Tours and Activities:
Curanto in Colonia SuizaMónica PonsEduardo Epifanio
Colonia at Sight
We entered a town sheltered by high hills and very old forests of cypresses and coihues. Its name: Colonia Suiza. It lies a few kilometers from the City of Bariloche. Little by little, we came across the first buildings, many of them made of wood and surrounded by domestic animals and sheds.
Finally, we accessed the center of town, where a handicrafts market co-exists with a small square where local products are sold. They are separated by a street that is known to everyone as the main in town.
The first person we talked to was Nielsen “Gringo” Goye, who told us about the history of this Andean town, its beginnings, its traditions and its famous curanto during an informal but very enjoyable chat.
Being a direct descendant of the first dwellers, he told us how his grandparents had settled down in the area to give shape to a big family and what kind of tasks they performed. He said that many immigrants still live in this spot.
The first Swiss immigrants became established in the area in 1895, thus creating the first wood settlement that supplied this colony and the first building sites in the City of Bariloche. In turn, they devoted themselves to cultivating the land to produce barley, oats, rye and fine fruit. Many of them had lived in Chile before that, where they had acquired the ability to make curanto, a traditional dish on the Chilean coast.
Curanto without Seafood
Bearing in mind the difficulty to bring seafood from the Pacific behind the mountain range, some ingredients of the curanto were adapted according to the Argentinian taste, including beef, chicken and lamb.
“Curanto” is a word in the araucano language and it means “hot rock”. Gringo Goye himself invited us to the “ceremony” and we accepted willingly to learn about this particular way of cooking. He led us to the Handicrafts Market, where this dish is prepared every Wednesday and Sunday for all those who come along to taste it. The ingredients were waiting on a big table and everything was prepared on one corner of the barbecue area in order to light the fire.
Curanto is made inside a large shallow hole in the ground where thin coihue branches are placed and covered with rocks.
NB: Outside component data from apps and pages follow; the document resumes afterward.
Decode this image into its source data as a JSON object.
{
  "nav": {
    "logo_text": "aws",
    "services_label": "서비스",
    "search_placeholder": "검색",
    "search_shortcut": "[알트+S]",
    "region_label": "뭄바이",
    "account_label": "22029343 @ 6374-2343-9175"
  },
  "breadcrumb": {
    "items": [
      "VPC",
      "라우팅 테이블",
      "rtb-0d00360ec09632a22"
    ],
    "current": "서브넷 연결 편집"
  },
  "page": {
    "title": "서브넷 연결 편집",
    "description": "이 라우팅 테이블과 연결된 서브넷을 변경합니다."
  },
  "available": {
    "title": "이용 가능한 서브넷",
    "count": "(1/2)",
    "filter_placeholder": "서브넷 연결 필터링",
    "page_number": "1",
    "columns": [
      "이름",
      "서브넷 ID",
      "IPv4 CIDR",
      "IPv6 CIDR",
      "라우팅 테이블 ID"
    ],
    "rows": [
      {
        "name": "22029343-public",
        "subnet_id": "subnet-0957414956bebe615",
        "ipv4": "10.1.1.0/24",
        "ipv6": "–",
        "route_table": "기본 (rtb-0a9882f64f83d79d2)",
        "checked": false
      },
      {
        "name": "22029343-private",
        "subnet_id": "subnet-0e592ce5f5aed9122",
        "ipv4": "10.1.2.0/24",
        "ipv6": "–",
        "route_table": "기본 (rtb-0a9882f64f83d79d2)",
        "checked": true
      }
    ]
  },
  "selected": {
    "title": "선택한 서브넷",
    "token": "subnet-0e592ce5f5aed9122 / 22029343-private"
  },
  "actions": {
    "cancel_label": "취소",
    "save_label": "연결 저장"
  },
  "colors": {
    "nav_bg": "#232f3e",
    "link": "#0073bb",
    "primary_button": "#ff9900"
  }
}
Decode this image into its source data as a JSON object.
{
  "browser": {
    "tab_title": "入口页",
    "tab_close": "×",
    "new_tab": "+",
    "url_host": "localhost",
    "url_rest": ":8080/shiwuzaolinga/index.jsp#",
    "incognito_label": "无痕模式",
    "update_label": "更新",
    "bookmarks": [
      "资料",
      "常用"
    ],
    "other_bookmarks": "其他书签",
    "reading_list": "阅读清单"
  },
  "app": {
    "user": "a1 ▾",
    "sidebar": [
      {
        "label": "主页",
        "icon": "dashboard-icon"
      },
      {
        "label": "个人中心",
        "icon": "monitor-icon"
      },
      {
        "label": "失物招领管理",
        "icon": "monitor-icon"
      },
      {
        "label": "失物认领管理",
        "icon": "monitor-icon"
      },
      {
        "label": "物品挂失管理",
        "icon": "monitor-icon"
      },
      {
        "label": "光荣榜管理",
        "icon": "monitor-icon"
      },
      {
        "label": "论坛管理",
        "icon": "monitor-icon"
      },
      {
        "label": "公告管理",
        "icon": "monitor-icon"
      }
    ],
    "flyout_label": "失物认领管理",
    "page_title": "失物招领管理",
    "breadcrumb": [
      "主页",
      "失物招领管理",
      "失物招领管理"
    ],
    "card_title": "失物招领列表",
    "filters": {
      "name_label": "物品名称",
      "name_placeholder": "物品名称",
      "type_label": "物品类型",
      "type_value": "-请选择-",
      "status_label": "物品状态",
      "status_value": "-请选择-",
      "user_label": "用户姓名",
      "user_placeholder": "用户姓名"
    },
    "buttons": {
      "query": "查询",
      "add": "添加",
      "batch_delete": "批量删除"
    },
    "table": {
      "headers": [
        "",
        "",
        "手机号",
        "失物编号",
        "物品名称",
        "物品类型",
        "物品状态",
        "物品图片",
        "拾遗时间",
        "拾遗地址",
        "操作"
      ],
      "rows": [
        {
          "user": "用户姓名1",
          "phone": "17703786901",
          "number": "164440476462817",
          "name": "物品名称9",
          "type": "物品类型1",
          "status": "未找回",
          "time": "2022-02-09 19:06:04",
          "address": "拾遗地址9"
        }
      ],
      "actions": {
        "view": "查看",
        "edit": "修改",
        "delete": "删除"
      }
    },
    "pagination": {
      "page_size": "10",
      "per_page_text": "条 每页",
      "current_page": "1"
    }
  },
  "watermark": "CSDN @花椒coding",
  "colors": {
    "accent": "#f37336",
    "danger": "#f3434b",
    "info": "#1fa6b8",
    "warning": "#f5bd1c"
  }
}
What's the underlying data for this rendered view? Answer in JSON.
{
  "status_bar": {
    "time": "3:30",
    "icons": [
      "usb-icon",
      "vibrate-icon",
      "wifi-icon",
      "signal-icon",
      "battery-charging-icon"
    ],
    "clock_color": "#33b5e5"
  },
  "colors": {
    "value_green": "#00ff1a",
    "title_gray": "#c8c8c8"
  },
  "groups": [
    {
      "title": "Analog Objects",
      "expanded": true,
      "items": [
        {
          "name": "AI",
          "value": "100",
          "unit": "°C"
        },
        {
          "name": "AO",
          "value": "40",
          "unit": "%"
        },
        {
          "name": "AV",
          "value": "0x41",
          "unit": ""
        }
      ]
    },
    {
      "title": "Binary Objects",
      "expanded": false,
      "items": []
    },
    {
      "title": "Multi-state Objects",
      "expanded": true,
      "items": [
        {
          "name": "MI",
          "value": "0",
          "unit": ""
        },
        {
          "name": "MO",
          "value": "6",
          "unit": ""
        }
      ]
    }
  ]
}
The fire is lit and when the wood is consumed, the hot rocks fall to the bottom of the hole.
At that moment, the rocks are covered with maqui branches and the beef, potatoes, sweet potatoes, squashes, inner parts, cheese and apples are placed for cooking. Afterwards, everything is covered again with maqui leaves. Cloths and dirt is put on top and only a kind of side chimney is left open to make combustion easier.
Slowly and without Haste
And the quietness is noticed again. It takes almost three hours to complete the cooking process. In the meantime, stories about Gringo and his children follow one another accompanied by the music played by Jiménez Agüero, who entertains all attendants with his lyrics.
Then, the task of uncovering the hole layer by layer begins. The ingredients have been cooked in an even way, with a peculiar taste similar to the traditional asado, magical and loaded with the value enclosed by this ritual passed on from generation to generation.
Long tables are arranged near the fire so that everyone may take their dish and be ready to enjoy the delicious curanto in the company of local craft brewed beer.
We went leisurely on a tour around the rest of the village watching that the present activities of the dwellers of Colonia Suiza are tightly connected with tourism: they offer a wide range of excellent gastronomy, pastry making in the tea-houses, craft brewed beers, smoked products and regional jams.
A small chapel, the Old Colonists Museum and some small beaches on Lake Perito Moreno are the main attractions in the surrounding areas. Likewise, its irrigation ditches still carry the meltdown water towards the lake. With the same calm with which we were welcomed, they bid their farewell as we started our way back to the city, without any haste.